A nest begins
- The queen wasp awakes from hibernation in the spring. After a short period of feeding and exploring, she begins to build a nest in a dark and dry place. She usually chooses a warm spot, often in a bank with a sunny aspect, but also in attics, house roofs, eaves, or walls, and can fly up to 70 km in search of the perfect nest site.
- She builds a honeycomb-like cell structure out of wood fibre. The wood fibre is chewed and glued together with wasp saliva to form a sort of paper mâché material.
- In each cell of the new nest, the queen then lays a single egg, which hatches into a larva in 5‒8 days. The queen gathers sugary substances and catches other insects (for protein) to feed the larvae. After five moults over about 15 days each larva spins a silken cap over the cell and pupates. Pupation takes 8-18 days before an adult worker wasp emerges. In total it takes approximately 28-48 days from egg to adult, although the length of time spent in each stage is determined by environmental conditions.

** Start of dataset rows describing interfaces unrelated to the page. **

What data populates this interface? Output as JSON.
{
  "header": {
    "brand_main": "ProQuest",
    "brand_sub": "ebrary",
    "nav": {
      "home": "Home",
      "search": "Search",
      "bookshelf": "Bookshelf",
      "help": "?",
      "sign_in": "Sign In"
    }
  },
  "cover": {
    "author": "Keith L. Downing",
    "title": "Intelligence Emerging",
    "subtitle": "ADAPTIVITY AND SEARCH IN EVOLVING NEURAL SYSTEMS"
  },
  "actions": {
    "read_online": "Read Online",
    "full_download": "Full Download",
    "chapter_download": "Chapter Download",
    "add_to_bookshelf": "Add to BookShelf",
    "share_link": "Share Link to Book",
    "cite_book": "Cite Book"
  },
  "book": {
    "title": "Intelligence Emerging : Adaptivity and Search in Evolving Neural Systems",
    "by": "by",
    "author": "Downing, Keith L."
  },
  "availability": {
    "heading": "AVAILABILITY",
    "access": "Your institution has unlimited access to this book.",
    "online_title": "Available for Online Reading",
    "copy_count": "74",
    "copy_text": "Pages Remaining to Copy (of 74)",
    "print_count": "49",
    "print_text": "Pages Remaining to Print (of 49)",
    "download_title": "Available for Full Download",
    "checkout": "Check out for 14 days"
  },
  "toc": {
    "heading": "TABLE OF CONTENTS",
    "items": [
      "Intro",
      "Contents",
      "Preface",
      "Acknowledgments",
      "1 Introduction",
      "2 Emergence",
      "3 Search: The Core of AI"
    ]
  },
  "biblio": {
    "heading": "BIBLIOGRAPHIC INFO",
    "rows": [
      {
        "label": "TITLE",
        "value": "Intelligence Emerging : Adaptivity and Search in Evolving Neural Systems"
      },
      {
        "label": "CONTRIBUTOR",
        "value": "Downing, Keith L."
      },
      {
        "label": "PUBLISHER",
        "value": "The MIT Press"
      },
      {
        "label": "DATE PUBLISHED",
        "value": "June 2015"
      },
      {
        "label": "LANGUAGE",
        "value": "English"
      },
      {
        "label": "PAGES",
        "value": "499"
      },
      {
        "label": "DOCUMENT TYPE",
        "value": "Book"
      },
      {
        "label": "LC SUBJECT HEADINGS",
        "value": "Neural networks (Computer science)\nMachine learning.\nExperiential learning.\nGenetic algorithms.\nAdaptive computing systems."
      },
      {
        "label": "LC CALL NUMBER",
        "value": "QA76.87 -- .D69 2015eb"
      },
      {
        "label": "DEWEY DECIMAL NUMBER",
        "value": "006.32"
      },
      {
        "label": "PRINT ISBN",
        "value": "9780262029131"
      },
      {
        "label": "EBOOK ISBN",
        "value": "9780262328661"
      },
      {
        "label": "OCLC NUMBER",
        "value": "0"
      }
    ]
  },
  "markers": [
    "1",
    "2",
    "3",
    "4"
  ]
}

Sometimes another queen tries to steal the nest instead of working to make her own. There are many prolonged fights between queens for the ownership of nests. This is one of the reasons why a large proportion of founding nests (where the queen is still working alone) fail to become established. Also, cold, wet springs reduce the number of nest which establish. Once the queen has five to seven worker wasps to help her, she stays in the nest and lays eggs for the rest of her life. The nest then grows rapidly, and the nest is likely to survive for several months.